Brief:
When a line of the entries contains "null", please list that line.

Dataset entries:
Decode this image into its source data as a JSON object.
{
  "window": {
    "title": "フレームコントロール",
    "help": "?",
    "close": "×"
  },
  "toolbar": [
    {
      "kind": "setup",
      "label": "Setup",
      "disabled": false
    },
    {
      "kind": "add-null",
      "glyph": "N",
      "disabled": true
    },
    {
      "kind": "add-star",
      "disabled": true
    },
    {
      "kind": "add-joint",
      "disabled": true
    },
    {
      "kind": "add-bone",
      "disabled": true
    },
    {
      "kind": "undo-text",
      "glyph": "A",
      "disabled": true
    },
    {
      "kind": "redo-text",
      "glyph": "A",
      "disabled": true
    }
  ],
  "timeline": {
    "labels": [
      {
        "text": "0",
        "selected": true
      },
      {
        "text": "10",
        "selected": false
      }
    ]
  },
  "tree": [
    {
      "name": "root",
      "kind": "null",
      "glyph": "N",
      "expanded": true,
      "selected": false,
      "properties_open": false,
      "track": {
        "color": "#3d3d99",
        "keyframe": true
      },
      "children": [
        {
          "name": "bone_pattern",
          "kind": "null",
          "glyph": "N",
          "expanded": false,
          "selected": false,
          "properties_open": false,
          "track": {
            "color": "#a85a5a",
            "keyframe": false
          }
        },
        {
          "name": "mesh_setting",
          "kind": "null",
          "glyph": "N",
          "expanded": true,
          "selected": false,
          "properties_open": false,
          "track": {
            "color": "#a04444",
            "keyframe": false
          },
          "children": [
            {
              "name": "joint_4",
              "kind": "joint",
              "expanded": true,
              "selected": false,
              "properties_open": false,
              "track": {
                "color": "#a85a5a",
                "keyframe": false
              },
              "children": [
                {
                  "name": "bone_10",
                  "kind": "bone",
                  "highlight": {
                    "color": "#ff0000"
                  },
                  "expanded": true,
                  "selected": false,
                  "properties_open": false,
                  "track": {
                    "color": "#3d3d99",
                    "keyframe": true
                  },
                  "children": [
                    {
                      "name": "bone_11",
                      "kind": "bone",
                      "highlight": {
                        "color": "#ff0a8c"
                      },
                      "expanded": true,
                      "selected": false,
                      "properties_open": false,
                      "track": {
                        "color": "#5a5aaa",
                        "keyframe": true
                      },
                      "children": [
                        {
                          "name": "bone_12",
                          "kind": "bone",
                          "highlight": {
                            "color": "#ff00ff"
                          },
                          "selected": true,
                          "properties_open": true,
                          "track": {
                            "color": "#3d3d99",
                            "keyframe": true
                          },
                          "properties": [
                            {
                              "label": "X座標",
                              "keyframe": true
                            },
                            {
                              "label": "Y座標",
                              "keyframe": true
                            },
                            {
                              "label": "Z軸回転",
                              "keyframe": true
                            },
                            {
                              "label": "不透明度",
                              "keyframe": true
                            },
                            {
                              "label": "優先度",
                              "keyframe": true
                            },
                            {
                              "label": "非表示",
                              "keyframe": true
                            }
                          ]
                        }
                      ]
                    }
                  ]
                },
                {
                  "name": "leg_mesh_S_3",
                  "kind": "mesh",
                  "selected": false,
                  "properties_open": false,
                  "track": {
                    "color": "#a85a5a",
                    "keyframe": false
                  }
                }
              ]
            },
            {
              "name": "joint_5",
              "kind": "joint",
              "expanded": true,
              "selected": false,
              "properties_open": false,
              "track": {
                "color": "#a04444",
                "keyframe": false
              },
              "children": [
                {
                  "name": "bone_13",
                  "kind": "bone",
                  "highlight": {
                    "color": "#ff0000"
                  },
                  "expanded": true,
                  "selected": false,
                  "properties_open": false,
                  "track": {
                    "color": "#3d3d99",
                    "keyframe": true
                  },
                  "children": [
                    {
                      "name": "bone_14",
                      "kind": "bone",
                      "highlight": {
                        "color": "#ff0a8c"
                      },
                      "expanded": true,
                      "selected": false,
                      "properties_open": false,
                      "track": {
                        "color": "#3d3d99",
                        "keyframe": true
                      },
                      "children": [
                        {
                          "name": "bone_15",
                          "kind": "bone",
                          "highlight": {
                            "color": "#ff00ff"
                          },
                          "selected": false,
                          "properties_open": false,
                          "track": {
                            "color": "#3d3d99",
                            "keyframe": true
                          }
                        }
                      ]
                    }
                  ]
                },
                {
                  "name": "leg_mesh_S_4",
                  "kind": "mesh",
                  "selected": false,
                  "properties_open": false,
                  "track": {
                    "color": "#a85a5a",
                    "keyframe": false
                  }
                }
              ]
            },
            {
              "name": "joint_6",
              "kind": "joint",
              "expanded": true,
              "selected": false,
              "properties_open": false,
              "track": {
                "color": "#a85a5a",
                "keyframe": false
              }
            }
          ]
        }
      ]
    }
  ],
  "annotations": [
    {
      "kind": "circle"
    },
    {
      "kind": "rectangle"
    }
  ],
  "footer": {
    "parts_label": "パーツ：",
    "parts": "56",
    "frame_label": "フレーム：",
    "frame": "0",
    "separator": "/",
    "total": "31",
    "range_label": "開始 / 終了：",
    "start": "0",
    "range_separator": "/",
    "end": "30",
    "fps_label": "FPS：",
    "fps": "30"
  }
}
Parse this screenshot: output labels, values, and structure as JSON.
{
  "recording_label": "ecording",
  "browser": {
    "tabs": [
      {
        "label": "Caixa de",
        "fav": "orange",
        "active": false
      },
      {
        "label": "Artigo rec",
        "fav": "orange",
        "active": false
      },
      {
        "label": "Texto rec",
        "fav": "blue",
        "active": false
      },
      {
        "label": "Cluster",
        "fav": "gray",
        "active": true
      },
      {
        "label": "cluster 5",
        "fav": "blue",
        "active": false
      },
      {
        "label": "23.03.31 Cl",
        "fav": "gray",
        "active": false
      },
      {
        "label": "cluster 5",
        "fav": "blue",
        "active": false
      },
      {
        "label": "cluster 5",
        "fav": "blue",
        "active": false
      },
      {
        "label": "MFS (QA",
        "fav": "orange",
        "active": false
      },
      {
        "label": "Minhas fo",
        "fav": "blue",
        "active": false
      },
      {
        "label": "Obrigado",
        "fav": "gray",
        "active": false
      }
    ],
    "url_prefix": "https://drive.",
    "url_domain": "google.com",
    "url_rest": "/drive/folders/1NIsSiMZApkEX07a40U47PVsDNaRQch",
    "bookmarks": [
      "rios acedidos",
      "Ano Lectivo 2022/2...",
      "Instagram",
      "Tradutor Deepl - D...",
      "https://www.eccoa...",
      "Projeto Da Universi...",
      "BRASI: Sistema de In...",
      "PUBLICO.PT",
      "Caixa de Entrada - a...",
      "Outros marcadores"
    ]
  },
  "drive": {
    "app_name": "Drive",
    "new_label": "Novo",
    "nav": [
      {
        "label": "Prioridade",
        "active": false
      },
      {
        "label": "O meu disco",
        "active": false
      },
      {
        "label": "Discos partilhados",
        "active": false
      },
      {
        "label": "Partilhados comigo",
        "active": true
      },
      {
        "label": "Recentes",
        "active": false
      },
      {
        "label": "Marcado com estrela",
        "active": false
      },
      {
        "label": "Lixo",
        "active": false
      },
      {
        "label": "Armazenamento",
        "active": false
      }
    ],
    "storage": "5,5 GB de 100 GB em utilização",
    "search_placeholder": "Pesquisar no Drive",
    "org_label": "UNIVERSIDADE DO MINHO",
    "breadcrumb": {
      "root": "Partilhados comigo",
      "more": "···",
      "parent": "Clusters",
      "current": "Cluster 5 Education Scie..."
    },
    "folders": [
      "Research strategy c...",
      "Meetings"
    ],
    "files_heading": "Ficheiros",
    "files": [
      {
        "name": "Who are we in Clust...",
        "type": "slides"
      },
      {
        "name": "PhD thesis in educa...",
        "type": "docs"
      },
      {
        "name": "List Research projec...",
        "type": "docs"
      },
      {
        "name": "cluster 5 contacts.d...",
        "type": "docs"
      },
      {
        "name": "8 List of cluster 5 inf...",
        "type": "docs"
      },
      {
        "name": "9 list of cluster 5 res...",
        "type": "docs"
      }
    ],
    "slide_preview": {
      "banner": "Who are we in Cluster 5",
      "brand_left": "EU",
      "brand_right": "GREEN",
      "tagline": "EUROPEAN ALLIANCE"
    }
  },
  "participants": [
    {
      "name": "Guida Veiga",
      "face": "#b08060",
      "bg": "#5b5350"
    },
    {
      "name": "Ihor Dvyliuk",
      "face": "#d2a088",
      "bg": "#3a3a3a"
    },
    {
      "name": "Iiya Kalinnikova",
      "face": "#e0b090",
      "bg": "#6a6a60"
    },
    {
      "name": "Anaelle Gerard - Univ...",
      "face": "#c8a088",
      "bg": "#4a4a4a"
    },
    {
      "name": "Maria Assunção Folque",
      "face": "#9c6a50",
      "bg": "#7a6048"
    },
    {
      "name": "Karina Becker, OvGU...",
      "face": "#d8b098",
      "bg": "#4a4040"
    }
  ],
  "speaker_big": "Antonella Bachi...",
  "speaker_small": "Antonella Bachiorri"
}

Response:
      "kind": "add-null",
      "kind": "null",
          "kind": "null",
          "kind": "null",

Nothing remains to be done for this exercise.